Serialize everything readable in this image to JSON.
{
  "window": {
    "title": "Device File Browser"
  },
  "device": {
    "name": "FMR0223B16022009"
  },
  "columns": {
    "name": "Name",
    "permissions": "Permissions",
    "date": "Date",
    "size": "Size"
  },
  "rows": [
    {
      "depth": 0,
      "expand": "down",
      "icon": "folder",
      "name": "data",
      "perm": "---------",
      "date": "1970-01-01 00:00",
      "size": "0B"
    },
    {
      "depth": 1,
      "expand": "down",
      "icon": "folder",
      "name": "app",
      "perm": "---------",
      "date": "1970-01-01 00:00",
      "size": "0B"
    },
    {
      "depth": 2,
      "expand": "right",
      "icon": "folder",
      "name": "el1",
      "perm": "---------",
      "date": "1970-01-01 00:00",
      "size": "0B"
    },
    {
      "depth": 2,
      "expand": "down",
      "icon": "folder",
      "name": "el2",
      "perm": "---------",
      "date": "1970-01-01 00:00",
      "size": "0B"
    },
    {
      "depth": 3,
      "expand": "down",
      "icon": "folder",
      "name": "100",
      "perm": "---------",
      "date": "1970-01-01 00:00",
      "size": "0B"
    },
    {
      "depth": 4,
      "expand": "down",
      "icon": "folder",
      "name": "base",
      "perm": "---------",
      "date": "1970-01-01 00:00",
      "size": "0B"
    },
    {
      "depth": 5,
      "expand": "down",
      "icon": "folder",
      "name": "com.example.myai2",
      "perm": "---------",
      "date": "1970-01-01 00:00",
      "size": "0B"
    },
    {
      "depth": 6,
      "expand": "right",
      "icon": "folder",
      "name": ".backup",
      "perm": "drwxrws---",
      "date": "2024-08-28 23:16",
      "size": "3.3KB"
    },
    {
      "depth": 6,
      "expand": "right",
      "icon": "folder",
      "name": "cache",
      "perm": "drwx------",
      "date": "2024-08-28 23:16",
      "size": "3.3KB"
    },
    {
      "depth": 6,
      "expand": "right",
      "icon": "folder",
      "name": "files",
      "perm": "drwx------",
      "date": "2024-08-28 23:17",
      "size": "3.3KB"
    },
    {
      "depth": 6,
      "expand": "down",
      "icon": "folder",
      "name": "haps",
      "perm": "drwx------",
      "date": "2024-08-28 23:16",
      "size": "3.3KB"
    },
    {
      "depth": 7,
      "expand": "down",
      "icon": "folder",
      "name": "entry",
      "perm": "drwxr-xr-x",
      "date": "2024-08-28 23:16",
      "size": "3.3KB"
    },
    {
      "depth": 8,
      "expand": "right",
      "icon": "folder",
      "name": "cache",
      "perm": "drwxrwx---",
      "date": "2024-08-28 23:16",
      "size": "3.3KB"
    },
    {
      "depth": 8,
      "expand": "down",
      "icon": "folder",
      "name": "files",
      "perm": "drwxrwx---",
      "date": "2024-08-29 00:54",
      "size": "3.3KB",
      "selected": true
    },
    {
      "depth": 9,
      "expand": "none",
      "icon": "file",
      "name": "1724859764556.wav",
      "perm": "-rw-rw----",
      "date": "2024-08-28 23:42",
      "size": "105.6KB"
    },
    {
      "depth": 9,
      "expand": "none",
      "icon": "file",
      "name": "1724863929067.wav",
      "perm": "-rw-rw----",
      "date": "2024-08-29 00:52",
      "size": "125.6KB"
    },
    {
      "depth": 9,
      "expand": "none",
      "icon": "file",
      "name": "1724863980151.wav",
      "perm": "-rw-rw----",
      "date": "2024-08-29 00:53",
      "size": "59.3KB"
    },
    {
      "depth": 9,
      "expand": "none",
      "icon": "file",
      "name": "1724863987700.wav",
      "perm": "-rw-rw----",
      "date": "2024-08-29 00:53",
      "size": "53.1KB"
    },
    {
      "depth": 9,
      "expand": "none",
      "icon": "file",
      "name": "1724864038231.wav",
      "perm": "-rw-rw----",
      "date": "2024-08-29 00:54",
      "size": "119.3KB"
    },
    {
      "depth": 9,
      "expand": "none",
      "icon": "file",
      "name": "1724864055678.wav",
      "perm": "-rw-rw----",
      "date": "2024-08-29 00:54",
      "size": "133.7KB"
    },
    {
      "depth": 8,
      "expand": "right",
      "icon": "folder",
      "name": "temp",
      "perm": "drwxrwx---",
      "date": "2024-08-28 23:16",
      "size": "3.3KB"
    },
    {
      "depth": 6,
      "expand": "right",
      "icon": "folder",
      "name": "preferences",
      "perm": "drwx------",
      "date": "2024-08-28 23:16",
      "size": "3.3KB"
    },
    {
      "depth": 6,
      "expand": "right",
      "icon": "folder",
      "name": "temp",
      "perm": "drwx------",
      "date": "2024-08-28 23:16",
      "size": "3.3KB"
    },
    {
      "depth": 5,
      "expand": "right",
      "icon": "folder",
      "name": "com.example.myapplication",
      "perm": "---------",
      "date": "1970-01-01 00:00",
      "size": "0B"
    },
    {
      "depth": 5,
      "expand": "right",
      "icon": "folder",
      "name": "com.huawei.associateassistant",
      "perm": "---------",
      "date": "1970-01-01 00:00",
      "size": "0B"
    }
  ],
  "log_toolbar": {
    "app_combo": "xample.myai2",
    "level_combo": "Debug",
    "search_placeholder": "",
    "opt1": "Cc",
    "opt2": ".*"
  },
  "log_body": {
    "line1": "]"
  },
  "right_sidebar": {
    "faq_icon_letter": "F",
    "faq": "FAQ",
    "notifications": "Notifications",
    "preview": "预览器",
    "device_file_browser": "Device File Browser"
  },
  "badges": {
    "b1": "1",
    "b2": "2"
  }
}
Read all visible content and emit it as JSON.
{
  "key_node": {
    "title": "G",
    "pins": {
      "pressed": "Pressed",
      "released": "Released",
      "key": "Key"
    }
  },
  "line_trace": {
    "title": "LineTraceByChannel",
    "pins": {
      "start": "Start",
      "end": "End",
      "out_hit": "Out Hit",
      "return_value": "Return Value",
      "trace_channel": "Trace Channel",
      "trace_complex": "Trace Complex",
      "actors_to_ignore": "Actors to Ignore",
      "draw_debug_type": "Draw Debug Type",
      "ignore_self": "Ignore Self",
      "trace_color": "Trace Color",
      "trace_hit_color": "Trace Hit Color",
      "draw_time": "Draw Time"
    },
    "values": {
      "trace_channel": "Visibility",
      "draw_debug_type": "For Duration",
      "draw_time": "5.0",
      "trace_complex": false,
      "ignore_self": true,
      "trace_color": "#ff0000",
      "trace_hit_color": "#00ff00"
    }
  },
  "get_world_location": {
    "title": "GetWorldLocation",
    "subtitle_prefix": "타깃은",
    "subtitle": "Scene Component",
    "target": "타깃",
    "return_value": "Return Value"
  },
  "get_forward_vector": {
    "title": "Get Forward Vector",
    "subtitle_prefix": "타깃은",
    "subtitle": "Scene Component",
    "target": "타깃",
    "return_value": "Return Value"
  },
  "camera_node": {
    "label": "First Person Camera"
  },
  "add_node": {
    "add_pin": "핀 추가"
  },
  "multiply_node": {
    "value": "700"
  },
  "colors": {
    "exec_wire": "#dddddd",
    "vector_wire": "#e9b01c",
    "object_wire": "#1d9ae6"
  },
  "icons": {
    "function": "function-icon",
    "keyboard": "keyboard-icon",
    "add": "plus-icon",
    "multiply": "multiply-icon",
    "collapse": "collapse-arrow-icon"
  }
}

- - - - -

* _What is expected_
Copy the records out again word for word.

* _Problem solution_
Serialize everything readable in this image to JSON.
{
  "window": {
    "title": "Device File Browser"
  },
  "device": {
    "name": "FMR0223B16022009"
  },
  "columns": {
    "name": "Name",
    "permissions": "Permissions",
    "date": "Date",
    "size": "Size"
  },
  "rows": [
    {
      "depth": 0,
      "expand": "down",
      "icon": "folder",
      "name": "data",
      "perm": "---------",
      "date": "1970-01-01 00:00",
      "size": "0B"
    },
    {
      "depth": 1,
      "expand": "down",
      "icon": "folder",
      "name": "app",
      "perm": "---------",
      "date": "1970-01-01 00:00",
      "size": "0B"
    },
    {
      "depth": 2,
      "expand": "right",
      "icon": "folder",
      "name": "el1",
      "perm": "---------",
      "date": "1970-01-01 00:00",
      "size": "0B"
    },
    {
      "depth": 2,
      "expand": "down",
      "icon": "folder",
      "name": "el2",
      "perm": "---------",
      "date": "1970-01-01 00:00",
      "size": "0B"
    },
    {
      "depth": 3,
      "expand": "down",
      "icon": "folder",
      "name": "100",
      "perm": "---------",
      "date": "1970-01-01 00:00",
      "size": "0B"
    },
    {
      "depth": 4,
      "expand": "down",
      "icon": "folder",
      "name": "base",
      "perm": "---------",
      "date": "1970-01-01 00:00",
      "size": "0B"
    },
    {
      "depth": 5,
      "expand": "down",
      "icon": "folder",
      "name": "com.example.myai2",
      "perm": "---------",
      "date": "1970-01-01 00:00",
      "size": "0B"
    },
    {
      "depth": 6,
      "expand": "right",
      "icon": "folder",
      "name": ".backup",
      "perm": "drwxrws---",
      "date": "2024-08-28 23:16",
      "size": "3.3KB"
    },
    {
      "depth": 6,
      "expand": "right",
      "icon": "folder",
      "name": "cache",
      "perm": "drwx------",
      "date": "2024-08-28 23:16",
      "size": "3.3KB"
    },
    {
      "depth": 6,
      "expand": "right",
      "icon": "folder",
      "name": "files",
      "perm": "drwx------",
      "date": "2024-08-28 23:17",
      "size": "3.3KB"
    },
    {
      "depth": 6,
      "expand": "down",
      "icon": "folder",
      "name": "haps",
      "perm": "drwx------",
      "date": "2024-08-28 23:16",
      "size": "3.3KB"
    },
    {
      "depth": 7,
      "expand": "down",
      "icon": "folder",
      "name": "entry",
      "perm": "drwxr-xr-x",
      "date": "2024-08-28 23:16",
      "size": "3.3KB"
    },
    {
      "depth": 8,
      "expand": "right",
      "icon": "folder",
      "name": "cache",
      "perm": "drwxrwx---",
      "date": "2024-08-28 23:16",
      "size": "3.3KB"
    },
    {
      "depth": 8,
      "expand": "down",
      "icon": "folder",
      "name": "files",
      "perm": "drwxrwx---",
      "date": "2024-08-29 00:54",
      "size": "3.3KB",
      "selected": true
    },
    {
      "depth": 9,
      "expand": "none",
      "icon": "file",
      "name": "1724859764556.wav",
      "perm": "-rw-rw----",
      "date": "2024-08-28 23:42",
      "size": "105.6KB"
    },
    {
      "depth": 9,
      "expand": "none",
      "icon": "file",
      "name": "1724863929067.wav",
      "perm": "-rw-rw----",
      "date": "2024-08-29 00:52",
      "size": "125.6KB"
    },
    {
      "depth": 9,
      "expand": "none",
      "icon": "file",
      "name": "1724863980151.wav",
      "perm": "-rw-rw----",
      "date": "2024-08-29 00:53",
      "size": "59.3KB"
    },
    {
      "depth": 9,
      "expand": "none",
      "icon": "file",
      "name": "1724863987700.wav",
      "perm": "-rw-rw----",
      "date": "2024-08-29 00:53",
      "size": "53.1KB"
    },
    {
      "depth": 9,
      "expand": "none",
      "icon": "file",
      "name": "1724864038231.wav",
      "perm": "-rw-rw----",
      "date": "2024-08-29 00:54",
      "size": "119.3KB"
    },
    {
      "depth": 9,
      "expand": "none",
      "icon": "file",
      "name": "1724864055678.wav",
      "perm": "-rw-rw----",
      "date": "2024-08-29 00:54",
      "size": "133.7KB"
    },
    {
      "depth": 8,
      "expand": "right",
      "icon": "folder",
      "name": "temp",
      "perm": "drwxrwx---",
      "date": "2024-08-28 23:16",
      "size": "3.3KB"
    },
    {
      "depth": 6,
      "expand": "right",
      "icon": "folder",
      "name": "preferences",
      "perm": "drwx------",
      "date": "2024-08-28 23:16",
      "size": "3.3KB"
    },
    {
      "depth": 6,
      "expand": "right",
      "icon": "folder",
      "name": "temp",
      "perm": "drwx------",
      "date": "2024-08-28 23:16",
      "size": "3.3KB"
    },
    {
      "depth": 5,
      "expand": "right",
      "icon": "folder",
      "name": "com.example.myapplication",
      "perm": "---------",
      "date": "1970-01-01 00:00",
      "size": "0B"
    },
    {
      "depth": 5,
      "expand": "right",
      "icon": "folder",
      "name": "com.huawei.associateassistant",
      "perm": "---------",
      "date": "1970-01-01 00:00",
      "size": "0B"
    }
  ],
  "log_toolbar": {
    "app_combo": "xample.myai2",
    "level_combo": "Debug",
    "search_placeholder": "",
    "opt1": "Cc",
    "opt2": ".*"
  },
  "log_body": {
    "line1": "]"
  },
  "right_sidebar": {
    "faq_icon_letter": "F",
    "faq": "FAQ",
    "notifications": "Notifications",
    "preview": "预览器",
    "device_file_browser": "Device File Browser"
  },
  "badges": {
    "b1": "1",
    "b2": "2"
  }
}
Read all visible content and emit it as JSON.
{
  "key_node": {
    "title": "G",
    "pins": {
      "pressed": "Pressed",
      "released": "Released",
      "key": "Key"
    }
  },
  "line_trace": {
    "title": "LineTraceByChannel",
    "pins": {
      "start": "Start",
      "end": "End",
      "out_hit": "Out Hit",
      "return_value": "Return Value",
      "trace_channel": "Trace Channel",
      "trace_complex": "Trace Complex",
      "actors_to_ignore": "Actors to Ignore",
      "draw_debug_type": "Draw Debug Type",
      "ignore_self": "Ignore Self",
      "trace_color": "Trace Color",
      "trace_hit_color": "Trace Hit Color",
      "draw_time": "Draw Time"
    },
    "values": {
      "trace_channel": "Visibility",
      "draw_debug_type": "For Duration",
      "draw_time": "5.0",
      "trace_complex": false,
      "ignore_self": true,
      "trace_color": "#ff0000",
      "trace_hit_color": "#00ff00"
    }
  },
  "get_world_location": {
    "title": "GetWorldLocation",
    "subtitle_prefix": "타깃은",
    "subtitle": "Scene Component",
    "target": "타깃",
    "return_value": "Return Value"
  },
  "get_forward_vector": {
    "title": "Get Forward Vector",
    "subtitle_prefix": "타깃은",
    "subtitle": "Scene Component",
    "target": "타깃",
    "return_value": "Return Value"
  },
  "camera_node": {
    "label": "First Person Camera"
  },
  "add_node": {
    "add_pin": "핀 추가"
  },
  "multiply_node": {
    "value": "700"
  },
  "colors": {
    "exec_wire": "#dddddd",
    "vector_wire": "#e9b01c",
    "object_wire": "#1d9ae6"
  },
  "icons": {
    "function": "function-icon",
    "keyboard": "keyboard-icon",
    "add": "plus-icon",
    "multiply": "multiply-icon",
    "collapse": "collapse-arrow-icon"
  }
}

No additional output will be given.